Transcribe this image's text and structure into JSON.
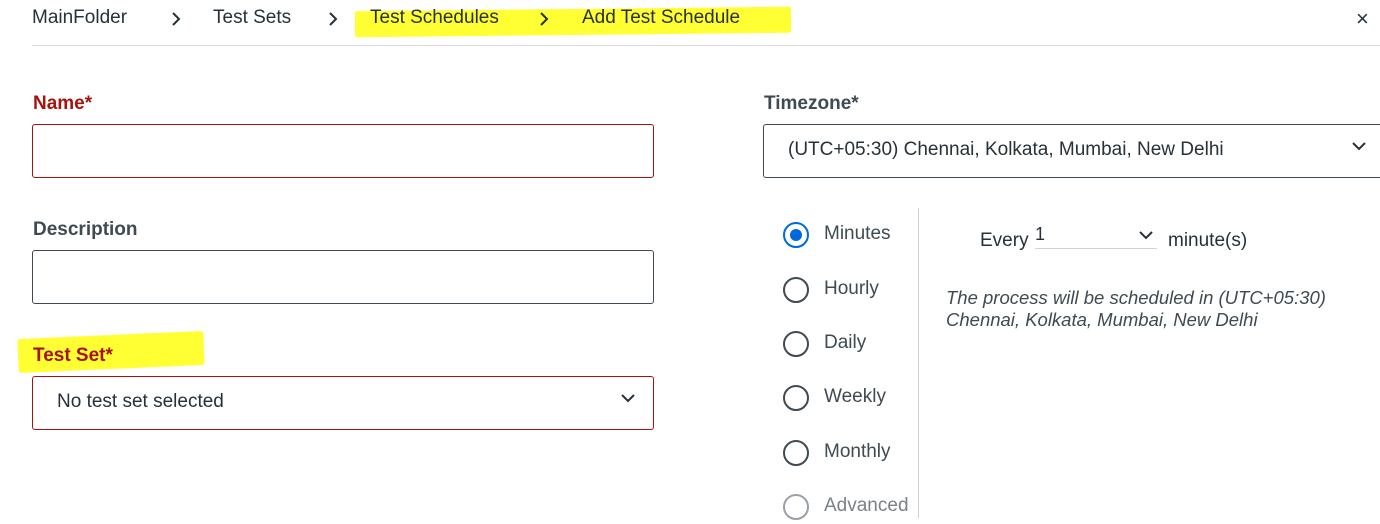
{
  "breadcrumb": {
    "items": [
      "MainFolder",
      "Test Sets",
      "Test Schedules",
      "Add Test Schedule"
    ],
    "separator": ">"
  },
  "close_label": "×",
  "form": {
    "name_label": "Name*",
    "name_value": "",
    "description_label": "Description",
    "description_value": "",
    "test_set_label": "Test Set*",
    "test_set_value": "No test set selected",
    "timezone_label": "Timezone*",
    "timezone_value": "(UTC+05:30) Chennai, Kolkata, Mumbai, New Delhi"
  },
  "frequency": {
    "options": [
      "Minutes",
      "Hourly",
      "Daily",
      "Weekly",
      "Monthly",
      "Advanced"
    ],
    "selected": "Minutes",
    "every_label": "Every",
    "every_value": "1",
    "unit_label": "minute(s)",
    "note": "The process will be scheduled in (UTC+05:30) Chennai, Kolkata, Mumbai, New Delhi"
  },
  "colors": {
    "required": "#a6120d",
    "accent": "#0067df",
    "highlight": "#ffff33"
  }
}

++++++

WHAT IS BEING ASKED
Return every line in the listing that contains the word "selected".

ANSWER TO THE EXERCISE
    "test_set_value": "No test set selected",
    "selected": "Minutes",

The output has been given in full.